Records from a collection
┌────────

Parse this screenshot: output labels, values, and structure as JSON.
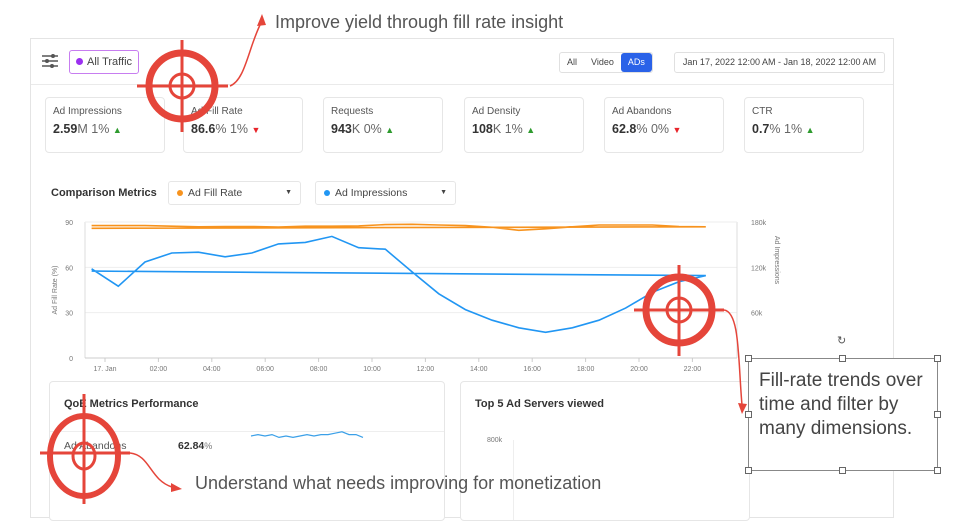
{
  "annotations": {
    "top": "Improve yield through fill rate insight",
    "bottom": "Understand what needs improving for monetization",
    "textbox": "Fill-rate trends over time and filter by many dimensions.",
    "accent": "#e5453a"
  },
  "header": {
    "filter_icon": "sliders-icon",
    "segment": "All Traffic",
    "segment_color": "#9b30f0",
    "tabs": [
      {
        "label": "All"
      },
      {
        "label": "Video"
      },
      {
        "label": "ADs",
        "active": true
      }
    ],
    "date_range": "Jan 17, 2022 12:00 AM - Jan 18, 2022 12:00 AM"
  },
  "metrics": [
    {
      "title": "Ad Impressions",
      "value": "2.59",
      "unit": "M",
      "change": "1%",
      "trend": "up"
    },
    {
      "title": "Ad Fill Rate",
      "value": "86.6",
      "unit": "%",
      "change": "1%",
      "trend": "down"
    },
    {
      "title": "Requests",
      "value": "943",
      "unit": "K",
      "change": "0%",
      "trend": "up"
    },
    {
      "title": "Ad Density",
      "value": "108",
      "unit": "K",
      "change": "1%",
      "trend": "up"
    },
    {
      "title": "Ad Abandons",
      "value": "62.8",
      "unit": "%",
      "change": "0%",
      "trend": "down"
    },
    {
      "title": "CTR",
      "value": "0.7",
      "unit": "%",
      "change": "1%",
      "trend": "up"
    }
  ],
  "comparison": {
    "label": "Comparison Metrics",
    "metric1": {
      "label": "Ad Fill Rate",
      "color": "#f7931e"
    },
    "metric2": {
      "label": "Ad Impressions",
      "color": "#2196f3"
    }
  },
  "chart_data": {
    "type": "line",
    "x": [
      "23:30",
      "00:30",
      "01:30",
      "02:30",
      "03:30",
      "04:30",
      "05:30",
      "06:30",
      "07:30",
      "08:30",
      "09:30",
      "10:30",
      "11:30",
      "12:30",
      "13:30",
      "14:30",
      "15:30",
      "16:30",
      "17:30",
      "18:30",
      "19:30",
      "20:30",
      "21:30",
      "22:30",
      "23:30"
    ],
    "x_ticks": [
      "17. Jan",
      "02:00",
      "04:00",
      "06:00",
      "08:00",
      "10:00",
      "12:00",
      "14:00",
      "16:00",
      "18:00",
      "20:00",
      "22:00"
    ],
    "ylabel": "Ad Fill Rate (%)",
    "y2label": "Ad Impressions",
    "ylim": [
      0,
      90
    ],
    "y_ticks": [
      "0",
      "30",
      "60",
      "90"
    ],
    "y2lim": [
      0,
      180000
    ],
    "y2_ticks": [
      "60k",
      "120k",
      "180k"
    ],
    "grid": true,
    "series": [
      {
        "name": "Ad Fill Rate",
        "axis": "left",
        "color": "#f7931e",
        "values": [
          87.6,
          87.6,
          87.6,
          87.2,
          86.8,
          87,
          87,
          86.6,
          87.2,
          87.2,
          87.4,
          88.3,
          88.5,
          88,
          87.6,
          86.5,
          84.5,
          85.5,
          86.8,
          88,
          88,
          88,
          87,
          86.8,
          85.8
        ]
      },
      {
        "name": "Ad Impressions",
        "axis": "right",
        "color": "#2196f3",
        "values": [
          118000,
          95000,
          127000,
          139000,
          140000,
          134000,
          139000,
          151000,
          153000,
          161000,
          146000,
          144000,
          114000,
          85000,
          64000,
          50000,
          40000,
          34000,
          40000,
          50000,
          66000,
          87000,
          101000,
          109000,
          115000
        ]
      }
    ]
  },
  "qoe": {
    "title": "QoE Metrics Performance",
    "row_label": "Ad Abandons",
    "row_value": "62.84",
    "row_unit": "%",
    "sparkline": [
      5,
      6,
      5,
      6,
      4,
      5,
      4,
      5,
      6,
      5,
      6,
      6,
      7,
      8,
      6,
      6,
      4
    ]
  },
  "servers": {
    "title": "Top 5 Ad Servers viewed",
    "y_tick": "800k"
  }
}
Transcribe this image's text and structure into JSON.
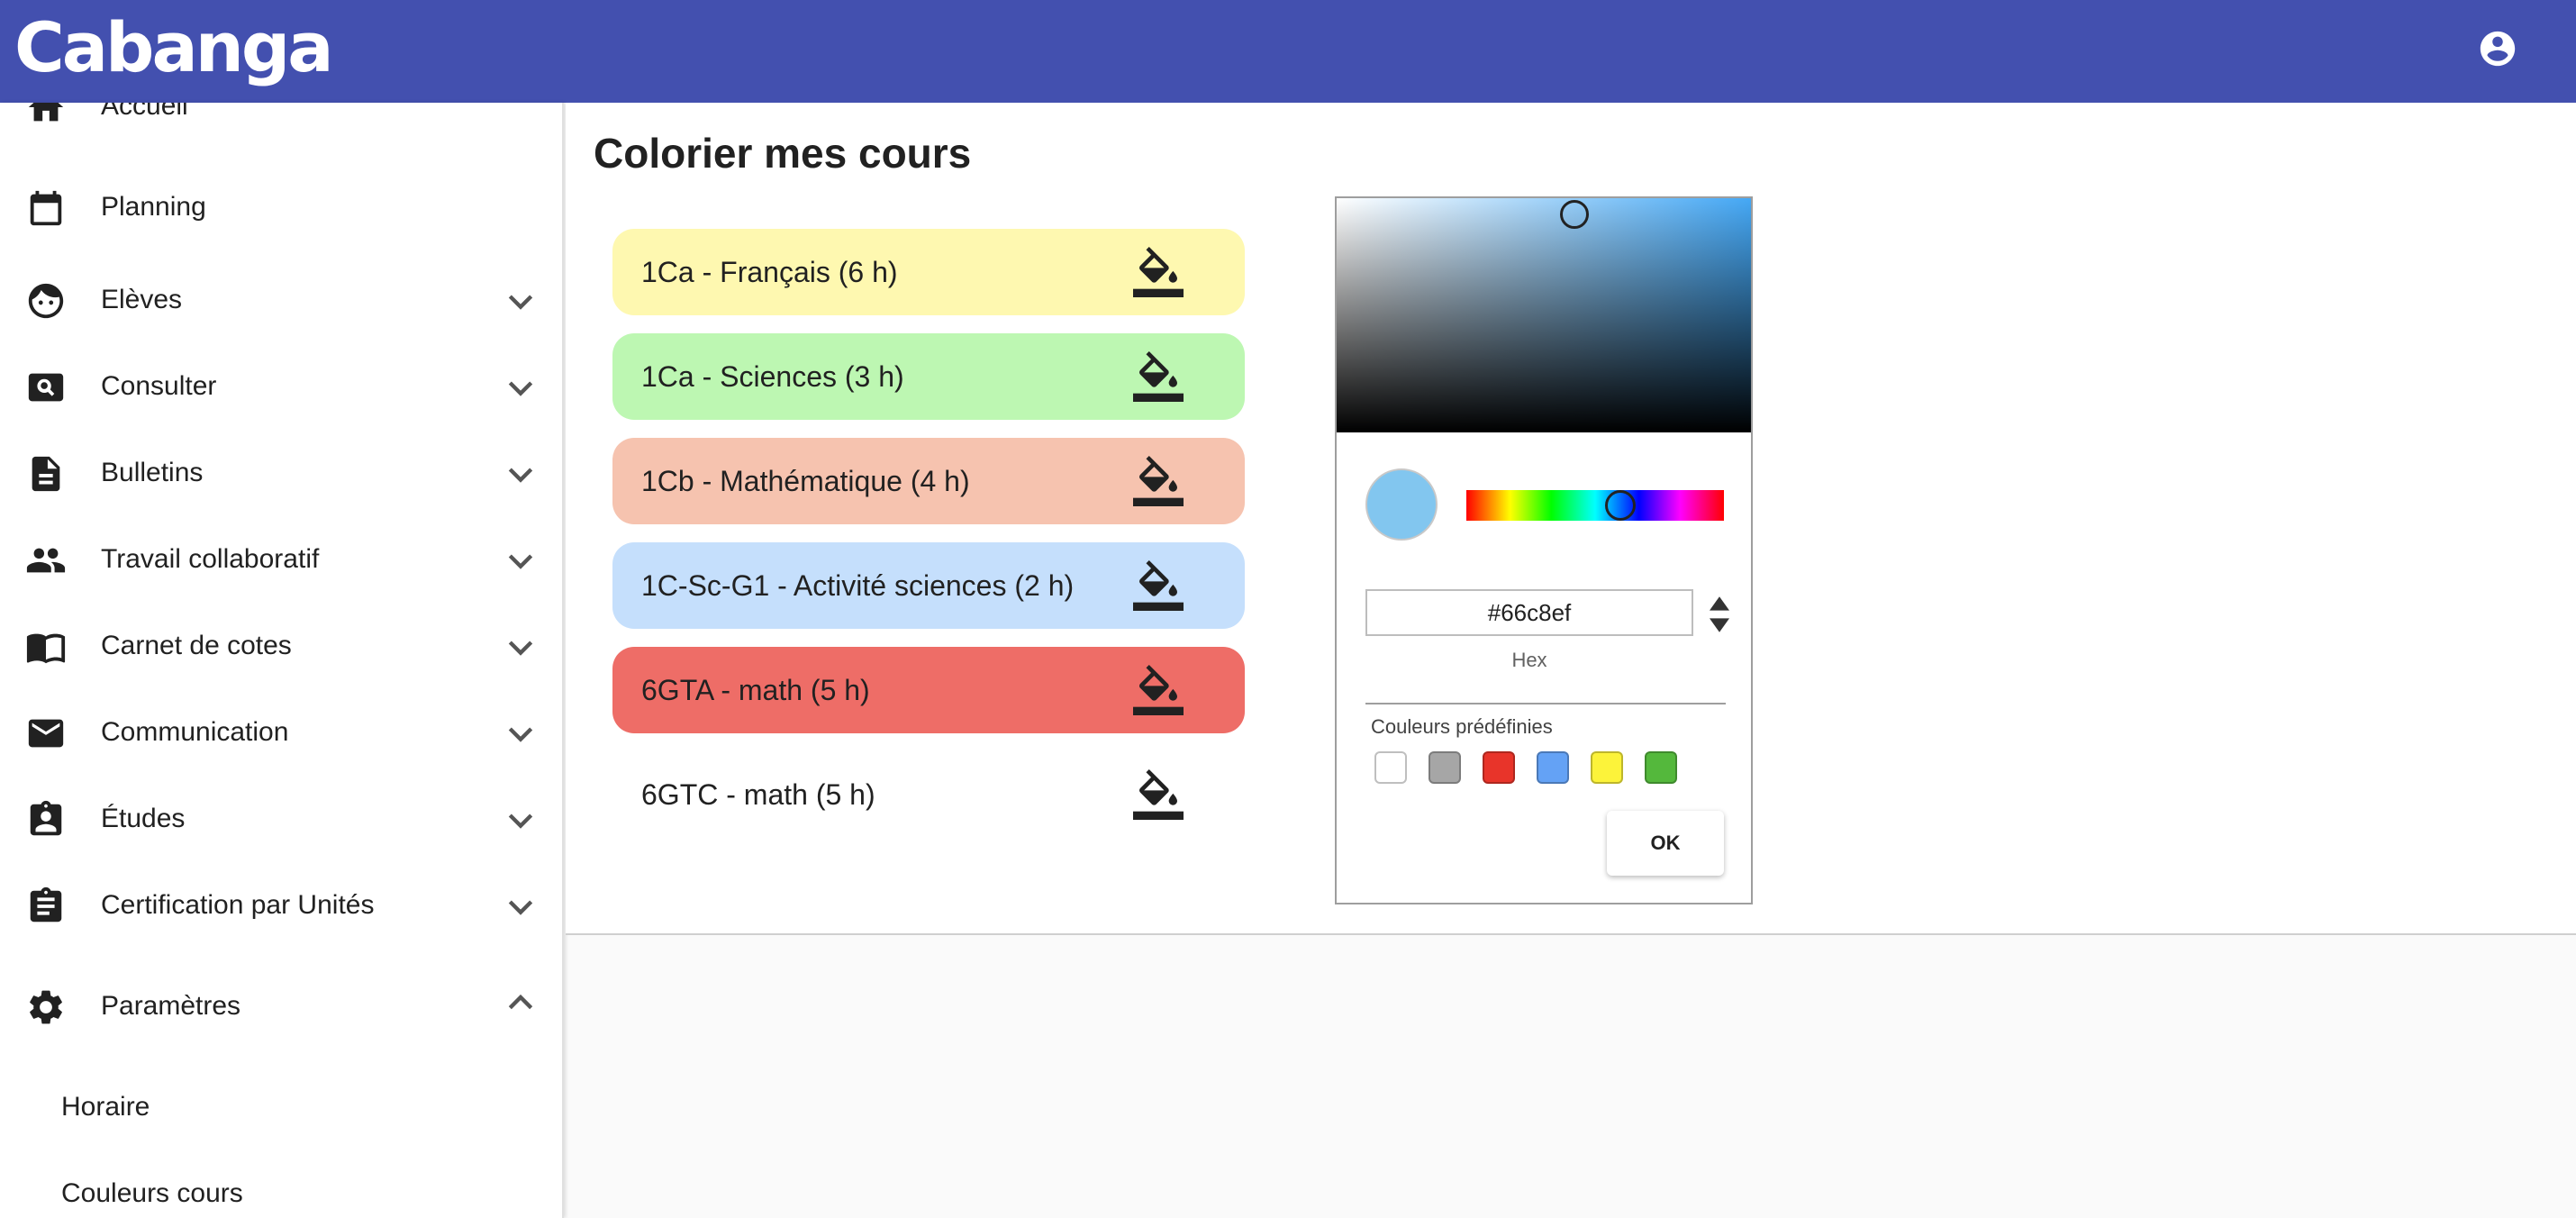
{
  "app": {
    "logo": "Cabanga"
  },
  "sidebar": {
    "items": [
      {
        "label": "Accueil",
        "icon": "home-icon",
        "expandable": false
      },
      {
        "label": "Planning",
        "icon": "calendar-icon",
        "expandable": false
      },
      {
        "label": "Elèves",
        "icon": "face-icon",
        "expandable": true
      },
      {
        "label": "Consulter",
        "icon": "search-box-icon",
        "expandable": true
      },
      {
        "label": "Bulletins",
        "icon": "document-icon",
        "expandable": true
      },
      {
        "label": "Travail collaboratif",
        "icon": "people-icon",
        "expandable": true
      },
      {
        "label": "Carnet de cotes",
        "icon": "book-icon",
        "expandable": true
      },
      {
        "label": "Communication",
        "icon": "mail-icon",
        "expandable": true
      },
      {
        "label": "Études",
        "icon": "badge-icon",
        "expandable": true
      },
      {
        "label": "Certification par Unités",
        "icon": "clipboard-icon",
        "expandable": true
      },
      {
        "label": "Paramètres",
        "icon": "gear-icon",
        "expandable": true,
        "expanded": true
      }
    ],
    "subitems": [
      {
        "label": "Horaire"
      },
      {
        "label": "Couleurs cours"
      }
    ]
  },
  "main": {
    "title": "Colorier mes cours",
    "courses": [
      {
        "name": "1Ca - Français (6 h)",
        "color": "#fef8b0"
      },
      {
        "name": "1Ca - Sciences (3 h)",
        "color": "#bdf7b2"
      },
      {
        "name": "1Cb - Mathématique (4 h)",
        "color": "#f6c3af"
      },
      {
        "name": "1C-Sc-G1 - Activité sciences (2 h)",
        "color": "#c5dffc"
      },
      {
        "name": "6GTA - math (5 h)",
        "color": "#ee6d67"
      },
      {
        "name": "6GTC - math (5 h)",
        "color": "#ffffff"
      }
    ]
  },
  "picker": {
    "current_color": "#82c6ef",
    "hex_value": "#66c8ef",
    "hex_label": "Hex",
    "preset_title": "Couleurs prédéfinies",
    "presets": [
      "#ffffff",
      "#a6a6a6",
      "#e8342a",
      "#64a2f5",
      "#fcf33a",
      "#54b83c"
    ],
    "ok_label": "OK"
  },
  "colors": {
    "appbar": "#4350af"
  }
}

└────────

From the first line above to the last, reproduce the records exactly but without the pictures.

Parse this screenshot: output labels, values, and structure as JSON.
{
  "annotations": {
    "top": "Improve yield through fill rate insight",
    "bottom": "Understand what needs improving for monetization",
    "textbox": "Fill-rate trends over time and filter by many dimensions.",
    "accent": "#e5453a"
  },
  "header": {
    "filter_icon": "sliders-icon",
    "segment": "All Traffic",
    "segment_color": "#9b30f0",
    "tabs": [
      {
        "label": "All"
      },
      {
        "label": "Video"
      },
      {
        "label": "ADs",
        "active": true
      }
    ],
    "date_range": "Jan 17, 2022 12:00 AM - Jan 18, 2022 12:00 AM"
  },
  "metrics": [
    {
      "title": "Ad Impressions",
      "value": "2.59",
      "unit": "M",
      "change": "1%",
      "trend": "up"
    },
    {
      "title": "Ad Fill Rate",
      "value": "86.6",
      "unit": "%",
      "change": "1%",
      "trend": "down"
    },
    {
      "title": "Requests",
      "value": "943",
      "unit": "K",
      "change": "0%",
      "trend": "up"
    },
    {
      "title": "Ad Density",
      "value": "108",
      "unit": "K",
      "change": "1%",
      "trend": "up"
    },
    {
      "title": "Ad Abandons",
      "value": "62.8",
      "unit": "%",
      "change": "0%",
      "trend": "down"
    },
    {
      "title": "CTR",
      "value": "0.7",
      "unit": "%",
      "change": "1%",
      "trend": "up"
    }
  ],
  "comparison": {
    "label": "Comparison Metrics",
    "metric1": {
      "label": "Ad Fill Rate",
      "color": "#f7931e"
    },
    "metric2": {
      "label": "Ad Impressions",
      "color": "#2196f3"
    }
  },
  "chart_data": {
    "type": "line",
    "x": [
      "23:30",
      "00:30",
      "01:30",
      "02:30",
      "03:30",
      "04:30",
      "05:30",
      "06:30",
      "07:30",
      "08:30",
      "09:30",
      "10:30",
      "11:30",
      "12:30",
      "13:30",
      "14:30",
      "15:30",
      "16:30",
      "17:30",
      "18:30",
      "19:30",
      "20:30",
      "21:30",
      "22:30",
      "23:30"
    ],
    "x_ticks": [
      "17. Jan",
      "02:00",
      "04:00",
      "06:00",
      "08:00",
      "10:00",
      "12:00",
      "14:00",
      "16:00",
      "18:00",
      "20:00",
      "22:00"
    ],
    "ylabel": "Ad Fill Rate (%)",
    "y2label": "Ad Impressions",
    "ylim": [
      0,
      90
    ],
    "y_ticks": [
      "0",
      "30",
      "60",
      "90"
    ],
    "y2lim": [
      0,
      180000
    ],
    "y2_ticks": [
      "60k",
      "120k",
      "180k"
    ],
    "grid": true,
    "series": [
      {
        "name": "Ad Fill Rate",
        "axis": "left",
        "color": "#f7931e",
        "values": [
          87.6,
          87.6,
          87.6,
          87.2,
          86.8,
          87,
          87,
          86.6,
          87.2,
          87.2,
          87.4,
          88.3,
          88.5,
          88,
          87.6,
          86.5,
          84.5,
          85.5,
          86.8,
          88,
          88,
          88,
          87,
          86.8,
          85.8
        ]
      },
      {
        "name": "Ad Impressions",
        "axis": "right",
        "color": "#2196f3",
        "values": [
          118000,
          95000,
          127000,
          139000,
          140000,
          134000,
          139000,
          151000,
          153000,
          161000,
          146000,
          144000,
          114000,
          85000,
          64000,
          50000,
          40000,
          34000,
          40000,
          50000,
          66000,
          87000,
          101000,
          109000,
          115000
        ]
      }
    ]
  },
  "qoe": {
    "title": "QoE Metrics Performance",
    "row_label": "Ad Abandons",
    "row_value": "62.84",
    "row_unit": "%",
    "sparkline": [
      5,
      6,
      5,
      6,
      4,
      5,
      4,
      5,
      6,
      5,
      6,
      6,
      7,
      8,
      6,
      6,
      4
    ]
  },
  "servers": {
    "title": "Top 5 Ad Servers viewed",
    "y_tick": "800k"
  }
}
Transcribe this image's text and structure into JSON.
{
  "app": {
    "logo": "Cabanga"
  },
  "sidebar": {
    "items": [
      {
        "label": "Accueil",
        "icon": "home-icon",
        "expandable": false
      },
      {
        "label": "Planning",
        "icon": "calendar-icon",
        "expandable": false
      },
      {
        "label": "Elèves",
        "icon": "face-icon",
        "expandable": true
      },
      {
        "label": "Consulter",
        "icon": "search-box-icon",
        "expandable": true
      },
      {
        "label": "Bulletins",
        "icon": "document-icon",
        "expandable": true
      },
      {
        "label": "Travail collaboratif",
        "icon": "people-icon",
        "expandable": true
      },
      {
        "label": "Carnet de cotes",
        "icon": "book-icon",
        "expandable": true
      },
      {
        "label": "Communication",
        "icon": "mail-icon",
        "expandable": true
      },
      {
        "label": "Études",
        "icon": "badge-icon",
        "expandable": true
      },
      {
        "label": "Certification par Unités",
        "icon": "clipboard-icon",
        "expandable": true
      },
      {
        "label": "Paramètres",
        "icon": "gear-icon",
        "expandable": true,
        "expanded": true
      }
    ],
    "subitems": [
      {
        "label": "Horaire"
      },
      {
        "label": "Couleurs cours"
      }
    ]
  },
  "main": {
    "title": "Colorier mes cours",
    "courses": [
      {
        "name": "1Ca - Français (6 h)",
        "color": "#fef8b0"
      },
      {
        "name": "1Ca - Sciences (3 h)",
        "color": "#bdf7b2"
      },
      {
        "name": "1Cb - Mathématique (4 h)",
        "color": "#f6c3af"
      },
      {
        "name": "1C-Sc-G1 - Activité sciences (2 h)",
        "color": "#c5dffc"
      },
      {
        "name": "6GTA - math (5 h)",
        "color": "#ee6d67"
      },
      {
        "name": "6GTC - math (5 h)",
        "color": "#ffffff"
      }
    ]
  },
  "picker": {
    "current_color": "#82c6ef",
    "hex_value": "#66c8ef",
    "hex_label": "Hex",
    "preset_title": "Couleurs prédéfinies",
    "presets": [
      "#ffffff",
      "#a6a6a6",
      "#e8342a",
      "#64a2f5",
      "#fcf33a",
      "#54b83c"
    ],
    "ok_label": "OK"
  },
  "colors": {
    "appbar": "#4350af"
  }
}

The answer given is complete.